(Sir Hayden Phillips) No, not necessarily because
what this turns on, and I am following the logic of the question,
is on the number of removals reaching a level at which people
say to themselves, "I have a manifestly unfounded claim.
There is no point in my going on through the system because the
system is going to decide against me", so I am not suggesting
that there will be a decline in appeals necessarily, though I
would hope that would be the case, but I think the Home Office
would acknowledge that they are still quite a way from trying
to meet that removals target.
75. Perhaps your answer to some extent reflects
a certain reserve as to how far the Home Office will be able to
achieve its target, or is that an unfair question?
(Sir Hayden Phillips) I think I had better make no
further comment on that. I think you may have asked these questions
of my colleague and I had better not give an answer different
76. There are going to be, arising from legislation,
certain categories of asylum-seeker cases being heard from abroad.
Could you give any details about that?
(Sir Hayden Phillips) The provisions in the Bill going
through the House now. I think there are two things at the moment.
I cannot give a definitive view, I am afraid, because you have
to make a series of assumptions about how many such cases there
will be before you know quite what the consequences are. We obviously
have experience of handling appeals from abroad, visa cases, so
it is not, as it were, a new development from the point of view
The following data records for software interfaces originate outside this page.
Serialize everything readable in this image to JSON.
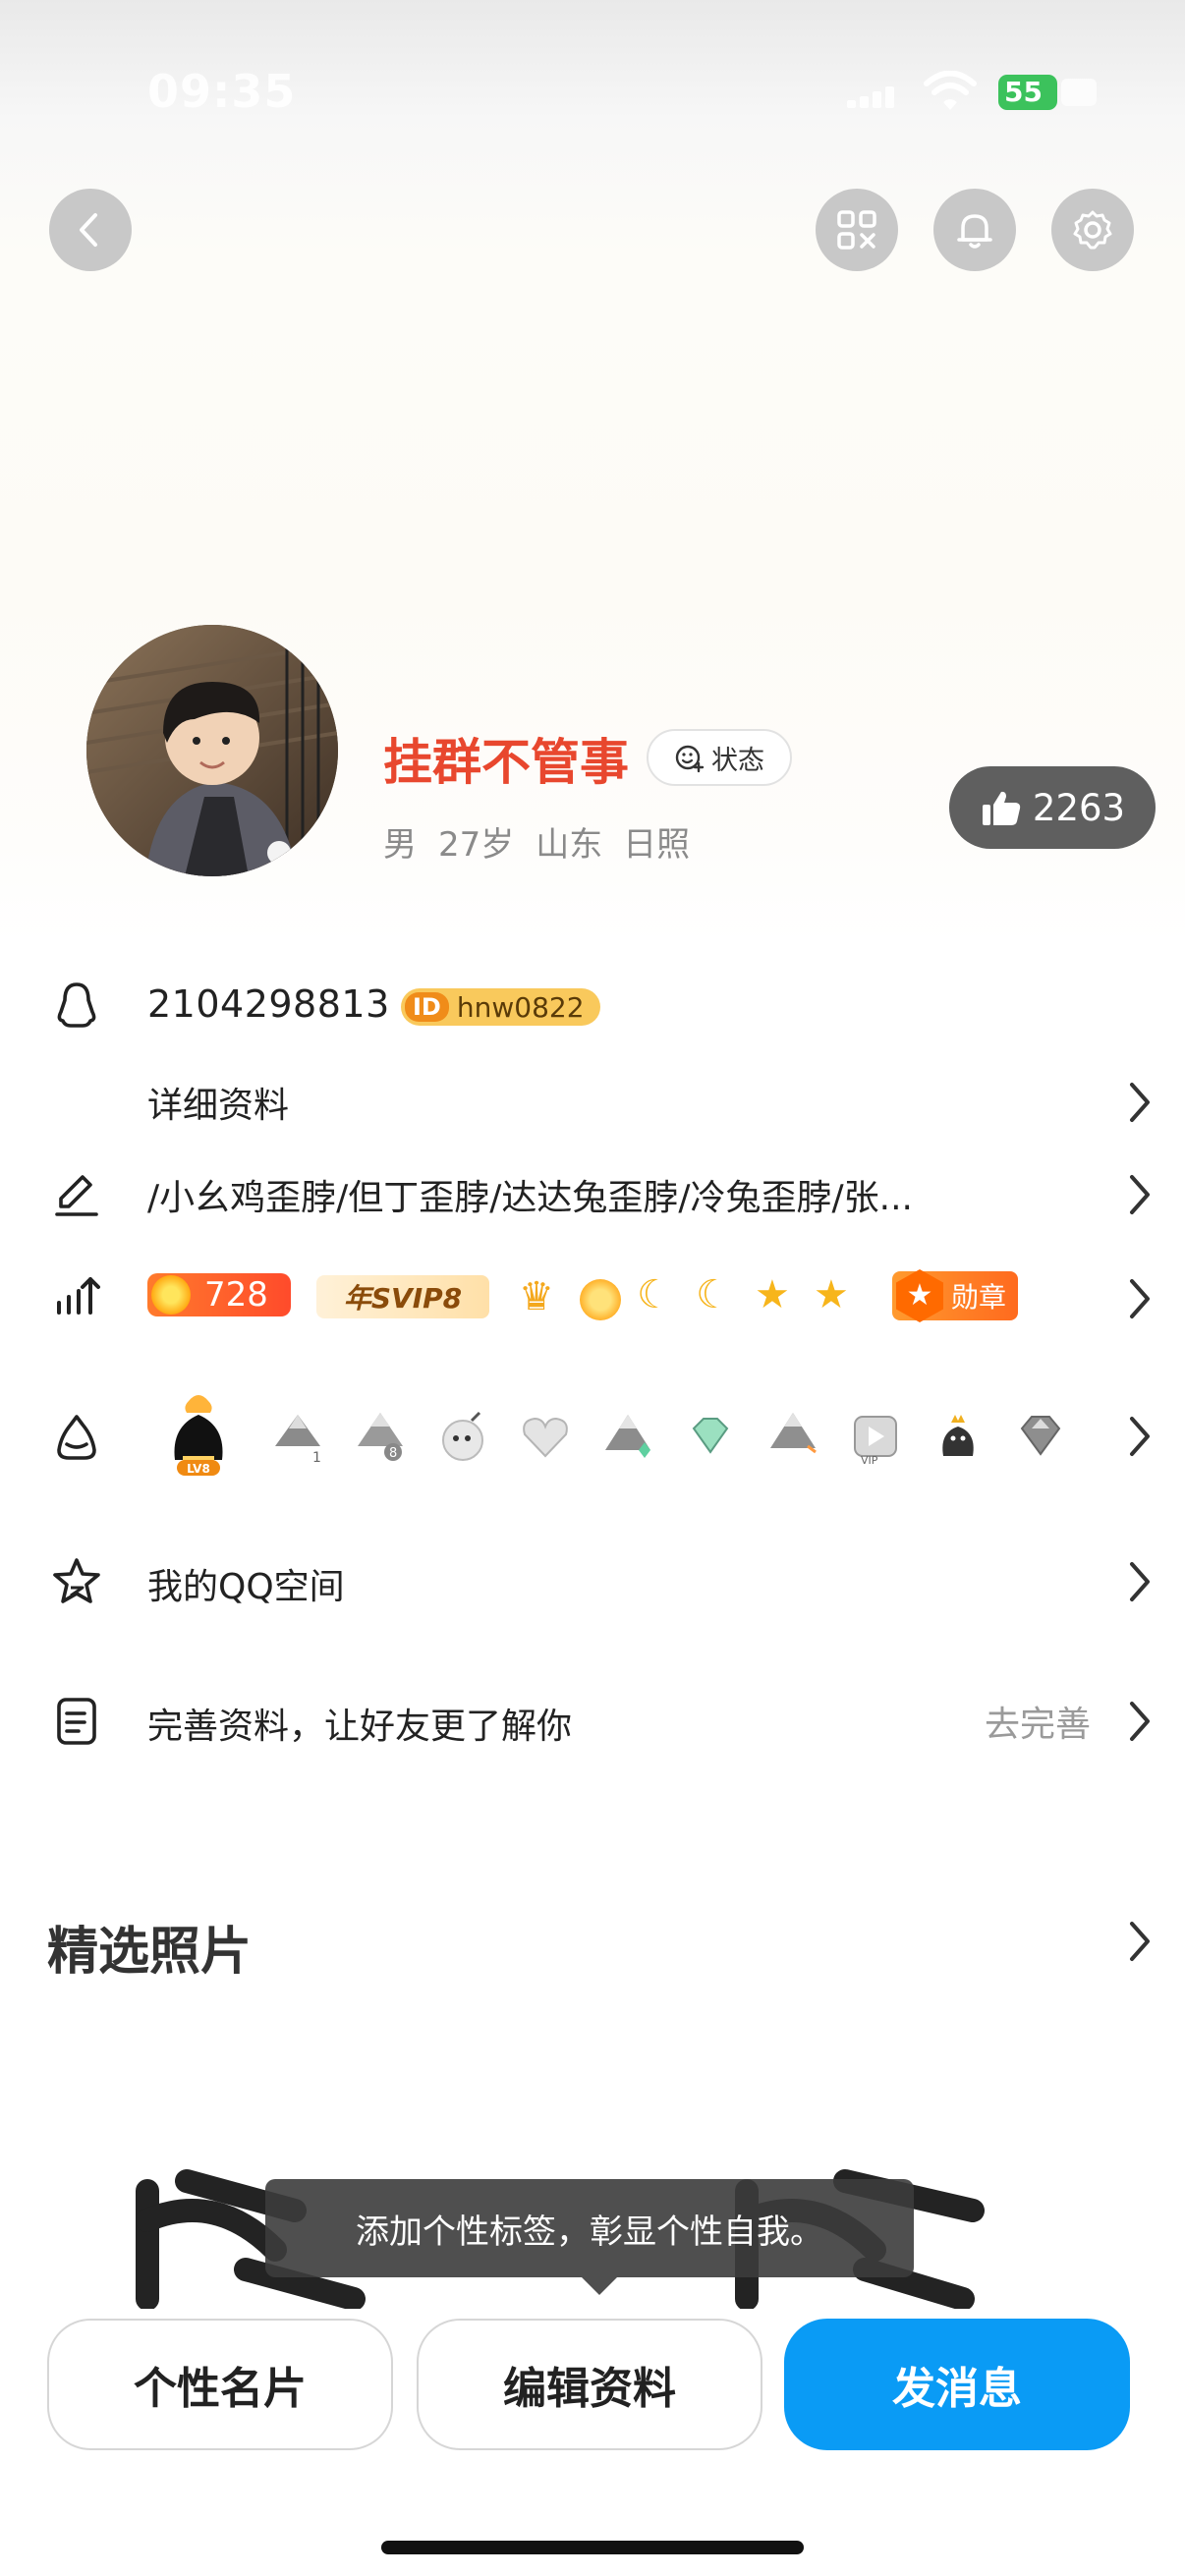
{
  "status_bar": {
    "time": "09:35",
    "battery": "55"
  },
  "nav": {
    "back_icon": "chevron-left-icon",
    "qr_icon": "qr-code-icon",
    "bell_icon": "bell-icon",
    "gear_icon": "gear-icon"
  },
  "profile": {
    "nickname": "挂群不管事",
    "status_label": "状态",
    "gender": "男",
    "age": "27岁",
    "location": "山东 日照",
    "likes": "2263"
  },
  "rows": {
    "qq_number": "2104298813",
    "id_badge_prefix": "ID",
    "id_badge_value": "hnw0822",
    "details_label": "详细资料",
    "signature": "/小幺鸡歪脖/但丁歪脖/达达兔歪脖/冷兔歪脖/张...",
    "level_value": "728",
    "svip_label": "年SVIP8",
    "medal_label": "勋章",
    "badge_lv_label": "LV8",
    "qzone_label": "我的QQ空间",
    "complete_label": "完善资料，让好友更了解你",
    "complete_action": "去完善"
  },
  "photos": {
    "title": "精选照片",
    "tooltip": "添加个性标签，彰显个性自我。"
  },
  "buttons": {
    "card": "个性名片",
    "edit": "编辑资料",
    "message": "发消息"
  },
  "colors": {
    "accent_blue": "#0a9bf5",
    "nickname_red": "#e8472e",
    "like_bg": "#5f5f5f"
  }
}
of the appellate structure. What I am not clear about myself and
I am not sure that my advisers are either yet is what the number
of such cases would be because our particular concern would be
to ensure that we were resourced to be able to handle these adequately
if Parliament approves these powers, and it is quite difficult
for me to comment on something which is still going through Parliament
on which we have yet fully to bottom out with the Home Office
what assumptions they are making about the number of such cases.
77. In fact, as you indicated, the system is
such that when someone is refused permission to come to Britain,
be it for permanent settlement or for a visit, the appeals are
heard in the United Kingdom in the absence of the appellant. That
was the system from the very beginning, from the 1970s. Is that
(Sir Hayden Phillips) Yes, that is right.
78. Are you of the view that if what is now
going through Parliament is brought into effect, hearing cases
of asylum from abroad would lead to much saving as far as cost
and other related measures are concerned?
(Sir Hayden Phillips) It entirely depends, I think,
on the number of cases which arise and this is a Home Office area,
but clearly you have got to return people to a country which is
safe from that point of view and that, therefore, needs to be
assessed and you need to look very carefully at the sort of categories
of case that this would apply to. I assume it applies to cases
which the Home Office would certify, using the old language, as
"manifestly unfounded" and coupled with the fact that
they would have to be sent back to a safe country, a safe country
of origin or a safe third country and that you had the co-operation
of the authorities there, so there are a number of variables which
need to be sorted out. I think the only area which would concern
me, and it is very difficult again to be precise about numbers
here, was that if an appeal from abroad failed, I believe there
would be a route for the judicial review of that decision and
if the numbers were very high, we would be putting pressure on
the High Court which could be a particular demand which was quite
difficult to meet, but, as I say, this is not firm territory yet,
Mr Winnick, I am afraid, so I cannot really go much further than
I am at the moment.
79. It is all a very sensitive area. One person
only has to be denied asylum and be persecuted in such a manner
that he or she could lose their lives for the whole system to
be brought into discredit.
(Sir Hayden Phillips) Well, I agree with you, but,
as I say, these are essentially matters for the Home Secretary.